As good as Manziel is, he can’t expect to beat elite teams. Not like this. With a home game against Auburn up next and road contests at LSU and Missouri to wrap up the year, TAMU has some work to do if it wants to earn a top-tier bowl berth.
(Dis)Honorable Mention: Clemson 24, Boston College 14 in Clemson
We can cut the Tigers some slack for looking past BC. Florida State looms on the schedule and warrants a great deal of focus. But still, this week 7 win was a rather sorry effort. Despite finishing even in the turnover battle and outgaining the Eagles by more than 200 yards, Clemson was under duress for most of the game. Victory wasn’t assured until a 14-point rally to open the final quarter.
Upset of the Week: Texas 36, Oklahoma 20 in Dallas
With due respect to Missouri, which toppled an injury-riddled Georgia in Athens, Texas’ win over OU was the greater upset. A 14-point spread made some folks consider taking the Longhorns to cover, as rivalry games often bring out the best in the underdog. But no one who had watched Texas play this year had realistic expectations that the ‘Horns would dominate the Sooners from start to finish.
In the end, that’s exactly what happened.
Yardage favored Texas, 445 to 263. The Longhorns easily won both the ground and passing games. Time of possession? Texas, 35:15 to 24:45. The score? That was all Texas once the early 3-3 tie was broken by a Chris Whaley pick-six.
That turning point was the first of two Blake Bell interceptions, and though Texas matched OU with a pair of turnovers, the ‘Horns were never in danger of having this one be close. Oklahoma simply couldn’t find its rhythm offensively as drive after drive ended early. Bell completed fewer than half his passes and the by-committee ground game averaged fewer than four yards per rush.

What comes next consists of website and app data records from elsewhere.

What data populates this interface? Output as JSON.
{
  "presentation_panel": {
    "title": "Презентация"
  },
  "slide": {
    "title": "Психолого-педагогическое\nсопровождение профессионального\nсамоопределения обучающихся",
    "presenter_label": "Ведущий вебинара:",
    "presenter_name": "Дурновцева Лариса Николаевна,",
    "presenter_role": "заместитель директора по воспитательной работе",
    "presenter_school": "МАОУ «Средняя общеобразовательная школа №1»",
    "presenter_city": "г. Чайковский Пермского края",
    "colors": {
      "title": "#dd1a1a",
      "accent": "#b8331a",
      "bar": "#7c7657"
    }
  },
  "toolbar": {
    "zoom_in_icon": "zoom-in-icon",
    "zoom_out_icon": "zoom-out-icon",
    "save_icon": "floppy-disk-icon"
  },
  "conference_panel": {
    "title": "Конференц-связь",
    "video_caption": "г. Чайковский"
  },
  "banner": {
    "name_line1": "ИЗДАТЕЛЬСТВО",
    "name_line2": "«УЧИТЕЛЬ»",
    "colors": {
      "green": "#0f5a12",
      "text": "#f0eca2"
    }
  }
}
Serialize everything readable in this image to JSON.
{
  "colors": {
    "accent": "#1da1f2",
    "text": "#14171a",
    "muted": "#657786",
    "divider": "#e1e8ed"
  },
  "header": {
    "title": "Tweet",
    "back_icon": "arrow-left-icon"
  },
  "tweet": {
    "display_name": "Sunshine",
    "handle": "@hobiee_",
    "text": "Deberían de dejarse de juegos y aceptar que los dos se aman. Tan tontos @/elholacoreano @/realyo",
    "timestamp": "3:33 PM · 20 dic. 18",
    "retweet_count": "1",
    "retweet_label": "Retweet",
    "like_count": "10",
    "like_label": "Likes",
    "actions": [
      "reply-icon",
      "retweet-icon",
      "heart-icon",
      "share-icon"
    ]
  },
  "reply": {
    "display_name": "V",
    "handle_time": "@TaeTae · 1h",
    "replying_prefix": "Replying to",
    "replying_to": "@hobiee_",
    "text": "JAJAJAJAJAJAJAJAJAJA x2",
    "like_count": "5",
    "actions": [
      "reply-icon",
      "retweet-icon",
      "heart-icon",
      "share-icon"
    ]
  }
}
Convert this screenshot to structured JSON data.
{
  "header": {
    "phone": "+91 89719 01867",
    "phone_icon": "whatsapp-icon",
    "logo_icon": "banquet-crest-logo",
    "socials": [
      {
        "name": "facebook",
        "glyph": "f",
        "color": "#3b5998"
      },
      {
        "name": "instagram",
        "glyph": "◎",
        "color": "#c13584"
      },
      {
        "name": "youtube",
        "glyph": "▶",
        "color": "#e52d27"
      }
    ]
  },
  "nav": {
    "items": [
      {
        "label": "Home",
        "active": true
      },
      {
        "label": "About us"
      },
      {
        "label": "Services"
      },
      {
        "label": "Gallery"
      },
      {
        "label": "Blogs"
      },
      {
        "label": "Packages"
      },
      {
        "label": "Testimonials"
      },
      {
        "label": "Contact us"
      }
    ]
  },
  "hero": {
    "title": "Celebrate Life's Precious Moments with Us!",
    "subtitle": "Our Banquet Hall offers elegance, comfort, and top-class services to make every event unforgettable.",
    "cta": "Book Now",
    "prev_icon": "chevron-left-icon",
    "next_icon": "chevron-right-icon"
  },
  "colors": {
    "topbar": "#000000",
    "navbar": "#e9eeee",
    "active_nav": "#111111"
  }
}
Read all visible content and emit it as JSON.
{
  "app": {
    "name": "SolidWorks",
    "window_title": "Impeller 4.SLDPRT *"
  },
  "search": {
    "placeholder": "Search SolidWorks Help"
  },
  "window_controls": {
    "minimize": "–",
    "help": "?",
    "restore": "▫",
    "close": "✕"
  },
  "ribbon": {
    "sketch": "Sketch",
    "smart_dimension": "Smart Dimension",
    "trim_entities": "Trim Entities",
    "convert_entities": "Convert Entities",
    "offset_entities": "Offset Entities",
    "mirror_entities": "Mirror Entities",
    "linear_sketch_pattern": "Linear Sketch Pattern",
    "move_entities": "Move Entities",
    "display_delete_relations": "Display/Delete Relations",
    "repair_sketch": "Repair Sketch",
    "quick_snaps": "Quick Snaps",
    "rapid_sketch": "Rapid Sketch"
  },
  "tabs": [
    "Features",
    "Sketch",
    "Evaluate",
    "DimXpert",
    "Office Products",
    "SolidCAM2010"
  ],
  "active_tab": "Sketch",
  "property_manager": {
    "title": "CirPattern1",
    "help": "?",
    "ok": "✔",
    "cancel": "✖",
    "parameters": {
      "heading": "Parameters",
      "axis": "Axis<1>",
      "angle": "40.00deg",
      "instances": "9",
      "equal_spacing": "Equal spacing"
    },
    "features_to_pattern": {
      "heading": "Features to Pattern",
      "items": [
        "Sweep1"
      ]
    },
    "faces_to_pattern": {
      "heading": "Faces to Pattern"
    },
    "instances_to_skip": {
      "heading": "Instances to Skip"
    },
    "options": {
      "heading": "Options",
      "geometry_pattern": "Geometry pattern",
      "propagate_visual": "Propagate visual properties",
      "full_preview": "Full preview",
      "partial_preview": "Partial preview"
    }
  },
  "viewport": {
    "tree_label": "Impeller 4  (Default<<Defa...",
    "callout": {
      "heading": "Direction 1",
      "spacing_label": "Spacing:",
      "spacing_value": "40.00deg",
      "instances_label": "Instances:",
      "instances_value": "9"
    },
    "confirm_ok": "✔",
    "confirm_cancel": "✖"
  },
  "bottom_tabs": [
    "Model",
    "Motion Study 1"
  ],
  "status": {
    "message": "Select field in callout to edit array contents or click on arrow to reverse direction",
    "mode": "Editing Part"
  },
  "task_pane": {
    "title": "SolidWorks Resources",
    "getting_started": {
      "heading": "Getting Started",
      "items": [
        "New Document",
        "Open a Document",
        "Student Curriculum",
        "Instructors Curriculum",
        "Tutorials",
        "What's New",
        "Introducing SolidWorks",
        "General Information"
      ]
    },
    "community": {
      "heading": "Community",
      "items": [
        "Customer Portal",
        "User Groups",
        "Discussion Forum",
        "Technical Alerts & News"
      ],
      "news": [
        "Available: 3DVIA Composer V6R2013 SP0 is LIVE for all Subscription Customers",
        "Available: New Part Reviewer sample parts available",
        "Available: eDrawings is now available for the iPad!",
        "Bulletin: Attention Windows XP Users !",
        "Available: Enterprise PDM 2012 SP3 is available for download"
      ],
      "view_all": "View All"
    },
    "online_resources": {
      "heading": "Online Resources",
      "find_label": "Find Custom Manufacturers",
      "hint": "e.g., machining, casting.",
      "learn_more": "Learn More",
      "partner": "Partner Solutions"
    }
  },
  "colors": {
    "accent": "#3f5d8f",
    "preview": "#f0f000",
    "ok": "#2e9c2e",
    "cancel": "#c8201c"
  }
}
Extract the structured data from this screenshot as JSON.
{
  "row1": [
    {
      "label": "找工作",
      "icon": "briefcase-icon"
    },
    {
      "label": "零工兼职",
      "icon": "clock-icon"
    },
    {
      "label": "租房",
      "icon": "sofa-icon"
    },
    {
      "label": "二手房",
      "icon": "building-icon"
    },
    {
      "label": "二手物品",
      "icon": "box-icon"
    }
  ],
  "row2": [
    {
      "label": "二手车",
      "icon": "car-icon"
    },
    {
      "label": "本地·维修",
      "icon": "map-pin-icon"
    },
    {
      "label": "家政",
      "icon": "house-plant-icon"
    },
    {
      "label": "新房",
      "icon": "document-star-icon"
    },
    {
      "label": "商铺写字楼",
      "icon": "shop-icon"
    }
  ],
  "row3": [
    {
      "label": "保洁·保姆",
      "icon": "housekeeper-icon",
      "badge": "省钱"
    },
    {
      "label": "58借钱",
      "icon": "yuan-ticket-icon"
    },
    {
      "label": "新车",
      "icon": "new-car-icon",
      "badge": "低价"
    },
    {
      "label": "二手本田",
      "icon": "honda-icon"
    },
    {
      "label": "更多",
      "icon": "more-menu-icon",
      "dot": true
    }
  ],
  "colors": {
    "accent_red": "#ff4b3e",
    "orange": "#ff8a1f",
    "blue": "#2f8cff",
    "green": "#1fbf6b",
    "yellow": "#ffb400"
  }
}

In contrast to that sustained mediocrity, Texas had moments of brilliance in all phases of the game. Case McCoy went 13 of 21 passing for 190 yards and two scores, though he did suffer an INT. Johnathan Gray and Michael Brown combined for 243 of the ‘Horns’ 255 rushing yards and Daje Johnson tacked on a blazing 85-yard punt return for touchdown.
Perhaps given up for dead before this year’s Red River Shootout began, Texas delivered a stern reminder that the Big 12 is far from decided. If you thought you knew what to expect, think again. If UT could somehow win out– and yes, that’s a big IF considering that the schedule culminates with Oklahoma State, Texas Tech, and Baylor in consecutive weeks– it would represent the conference in the BCS. Let that sink in.
Bad losses to Ole Miss and BYU could be wiped away; it will take a lot of hard work in a league filled with parity, but Texas controls its destiny. As for Oklahoma, its poor performances against West Virginia and TCU may have foreshadowed this loss. Clearly, there’s some work to be done in Norman.